The Davis statue removed from South Mall in 2015 has been available for public viewing in a Briscoe Center exhibit since April, but Wright said the statues of Robert E. Lee, Albert Sidney Johnston and John Reagan removed at the request of UT President Gregory Fenves over the summer will not be so visible.
“There are some real space and expense practicality issues,” Wright said. “The mandate for the Davis statue is to relocate it to a museum setting, while the mandate for the other statues is to make them available for researchers. They have been downgraded from objects of commemoration to objects of education.”
Although the statues had been on campus since the 1930s, Wright said they had not been the subject of controversy for student organizers during the civil rights movement of the 1960s because the issue was not as important as others that students sought to counter.
“I asked some alumni who had been on campus during the civil rights movement why they had not taken any action against the statues,” Wright said. “They told me they were too busy desegregating the cafeteria. They had bigger fish to fry.”

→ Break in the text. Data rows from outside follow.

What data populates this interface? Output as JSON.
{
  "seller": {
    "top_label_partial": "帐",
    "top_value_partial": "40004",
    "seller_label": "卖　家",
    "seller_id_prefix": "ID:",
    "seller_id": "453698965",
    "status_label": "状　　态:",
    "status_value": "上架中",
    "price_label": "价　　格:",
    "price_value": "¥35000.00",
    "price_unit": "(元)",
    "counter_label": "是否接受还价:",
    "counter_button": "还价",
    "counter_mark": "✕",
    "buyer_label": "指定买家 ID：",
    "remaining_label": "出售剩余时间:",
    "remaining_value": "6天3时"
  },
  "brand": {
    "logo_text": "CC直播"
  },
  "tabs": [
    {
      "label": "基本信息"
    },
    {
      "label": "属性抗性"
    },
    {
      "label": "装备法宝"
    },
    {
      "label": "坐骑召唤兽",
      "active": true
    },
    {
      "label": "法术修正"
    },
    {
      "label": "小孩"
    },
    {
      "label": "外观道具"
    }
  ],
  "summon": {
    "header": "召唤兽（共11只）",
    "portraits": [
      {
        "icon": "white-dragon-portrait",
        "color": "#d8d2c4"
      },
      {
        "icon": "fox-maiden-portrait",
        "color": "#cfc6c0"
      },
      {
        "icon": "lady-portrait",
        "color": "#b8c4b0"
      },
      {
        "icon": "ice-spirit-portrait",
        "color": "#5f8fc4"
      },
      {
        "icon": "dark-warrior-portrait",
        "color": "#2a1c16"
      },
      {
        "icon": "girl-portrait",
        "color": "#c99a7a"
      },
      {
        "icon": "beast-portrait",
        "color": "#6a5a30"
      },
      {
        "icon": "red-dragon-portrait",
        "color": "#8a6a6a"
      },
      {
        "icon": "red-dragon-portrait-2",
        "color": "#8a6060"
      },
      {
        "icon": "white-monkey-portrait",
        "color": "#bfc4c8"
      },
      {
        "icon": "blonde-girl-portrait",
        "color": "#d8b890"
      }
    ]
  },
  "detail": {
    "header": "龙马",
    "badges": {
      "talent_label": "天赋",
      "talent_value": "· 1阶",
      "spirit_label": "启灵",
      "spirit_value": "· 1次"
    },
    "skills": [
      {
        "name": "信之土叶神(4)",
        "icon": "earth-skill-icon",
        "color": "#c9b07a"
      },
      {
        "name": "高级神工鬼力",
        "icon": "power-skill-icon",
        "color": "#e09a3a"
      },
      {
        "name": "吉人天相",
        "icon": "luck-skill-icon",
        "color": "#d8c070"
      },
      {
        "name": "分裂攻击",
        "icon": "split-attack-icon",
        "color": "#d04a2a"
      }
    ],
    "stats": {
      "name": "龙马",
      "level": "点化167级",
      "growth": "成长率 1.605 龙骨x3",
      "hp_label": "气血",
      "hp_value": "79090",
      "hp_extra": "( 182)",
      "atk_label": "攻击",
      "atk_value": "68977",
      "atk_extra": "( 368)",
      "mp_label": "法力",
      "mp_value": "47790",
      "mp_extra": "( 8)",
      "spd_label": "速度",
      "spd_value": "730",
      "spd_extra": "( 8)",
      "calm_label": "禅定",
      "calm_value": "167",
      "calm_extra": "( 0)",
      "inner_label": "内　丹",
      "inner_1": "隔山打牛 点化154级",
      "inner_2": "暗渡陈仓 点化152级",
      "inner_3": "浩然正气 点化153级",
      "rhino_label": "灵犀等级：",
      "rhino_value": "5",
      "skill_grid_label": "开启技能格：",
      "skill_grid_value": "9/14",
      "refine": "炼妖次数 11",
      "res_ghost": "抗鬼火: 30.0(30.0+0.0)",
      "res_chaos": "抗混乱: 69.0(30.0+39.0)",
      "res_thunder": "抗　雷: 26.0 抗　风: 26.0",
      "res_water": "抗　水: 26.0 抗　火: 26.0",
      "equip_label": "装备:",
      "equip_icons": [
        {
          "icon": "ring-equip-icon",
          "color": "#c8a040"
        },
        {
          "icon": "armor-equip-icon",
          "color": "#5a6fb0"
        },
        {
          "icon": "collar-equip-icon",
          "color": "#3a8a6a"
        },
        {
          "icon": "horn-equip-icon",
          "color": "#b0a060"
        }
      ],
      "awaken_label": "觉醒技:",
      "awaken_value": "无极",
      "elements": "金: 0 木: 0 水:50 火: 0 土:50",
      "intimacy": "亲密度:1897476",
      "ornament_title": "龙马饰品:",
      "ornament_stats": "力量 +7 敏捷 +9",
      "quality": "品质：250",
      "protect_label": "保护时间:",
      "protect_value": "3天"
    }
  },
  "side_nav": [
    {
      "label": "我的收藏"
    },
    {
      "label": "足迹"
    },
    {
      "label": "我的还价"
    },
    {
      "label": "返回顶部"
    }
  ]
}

Sarah Sonner, assistant director for exhibits curation, said the exhibit was created to present the statue as an artifact in context of its historical significance to the University rather than to glorify Davis as an individual.
“We have the resources to really give people the full picture of this object’s history,” Sonner said. “We wanted to present this object in context as well. After the Charleston shootings, we needed to tell this complex history, and we needed to tell it in a way where people coming to see this could not escape it.”
Design freshman Claudia Durand said she thought that the decision to exhibit the Davis statue but not the other statues was a product of changes in social climate between 2015 and 2017.
“I don’t think (Jefferson) is more of a prominent sort of southern figure,” Durand said. “I see this as a product of the timeline of events. I don’t think choosing that statue over the others has brought impact.”